_Exercise:_
Filter the data below, keeping only lines that contain "true".

##### Excerpted data #####

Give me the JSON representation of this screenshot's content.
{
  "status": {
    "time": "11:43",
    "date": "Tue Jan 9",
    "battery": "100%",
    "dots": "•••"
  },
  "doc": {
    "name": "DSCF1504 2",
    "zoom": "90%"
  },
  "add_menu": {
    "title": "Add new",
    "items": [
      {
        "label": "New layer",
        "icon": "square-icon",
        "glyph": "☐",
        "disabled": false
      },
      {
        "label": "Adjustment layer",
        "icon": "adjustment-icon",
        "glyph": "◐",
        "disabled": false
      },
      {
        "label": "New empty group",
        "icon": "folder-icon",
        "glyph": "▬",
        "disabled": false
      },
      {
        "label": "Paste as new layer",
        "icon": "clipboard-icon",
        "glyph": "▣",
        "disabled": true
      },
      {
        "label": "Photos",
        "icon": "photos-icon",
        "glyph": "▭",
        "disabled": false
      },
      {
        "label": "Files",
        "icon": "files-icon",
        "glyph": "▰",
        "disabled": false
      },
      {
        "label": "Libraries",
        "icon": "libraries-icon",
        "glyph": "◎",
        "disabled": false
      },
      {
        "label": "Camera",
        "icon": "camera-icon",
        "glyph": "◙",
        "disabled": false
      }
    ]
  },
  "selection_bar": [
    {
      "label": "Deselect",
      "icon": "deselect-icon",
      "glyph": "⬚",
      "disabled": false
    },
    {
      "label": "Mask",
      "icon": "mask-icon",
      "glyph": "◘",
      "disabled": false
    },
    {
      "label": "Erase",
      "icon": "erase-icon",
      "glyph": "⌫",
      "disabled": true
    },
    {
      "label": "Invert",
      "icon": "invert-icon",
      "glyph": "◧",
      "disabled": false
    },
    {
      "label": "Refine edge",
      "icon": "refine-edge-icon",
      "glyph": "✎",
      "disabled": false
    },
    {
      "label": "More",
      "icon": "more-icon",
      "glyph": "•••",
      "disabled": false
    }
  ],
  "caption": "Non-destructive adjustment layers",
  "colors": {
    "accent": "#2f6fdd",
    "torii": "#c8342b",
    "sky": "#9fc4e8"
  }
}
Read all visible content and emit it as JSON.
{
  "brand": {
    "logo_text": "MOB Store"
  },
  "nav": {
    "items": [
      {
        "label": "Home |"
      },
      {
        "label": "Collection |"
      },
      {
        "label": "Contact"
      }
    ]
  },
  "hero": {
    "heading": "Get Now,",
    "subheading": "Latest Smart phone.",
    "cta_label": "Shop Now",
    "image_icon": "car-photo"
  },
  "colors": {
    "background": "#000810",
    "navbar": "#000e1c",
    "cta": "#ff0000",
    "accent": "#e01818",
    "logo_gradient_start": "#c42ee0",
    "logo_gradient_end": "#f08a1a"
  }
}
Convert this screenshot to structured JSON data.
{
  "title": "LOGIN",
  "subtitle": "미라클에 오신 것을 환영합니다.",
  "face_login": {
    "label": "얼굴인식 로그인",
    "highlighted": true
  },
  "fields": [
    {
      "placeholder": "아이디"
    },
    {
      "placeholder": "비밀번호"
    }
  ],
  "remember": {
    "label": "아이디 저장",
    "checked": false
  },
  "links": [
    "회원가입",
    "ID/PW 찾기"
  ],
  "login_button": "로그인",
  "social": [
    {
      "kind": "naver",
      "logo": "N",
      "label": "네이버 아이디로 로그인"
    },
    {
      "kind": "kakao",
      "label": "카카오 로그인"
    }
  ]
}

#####

_Response to this exercise:_
        "disabled": true
      "disabled": true
    "highlighted": true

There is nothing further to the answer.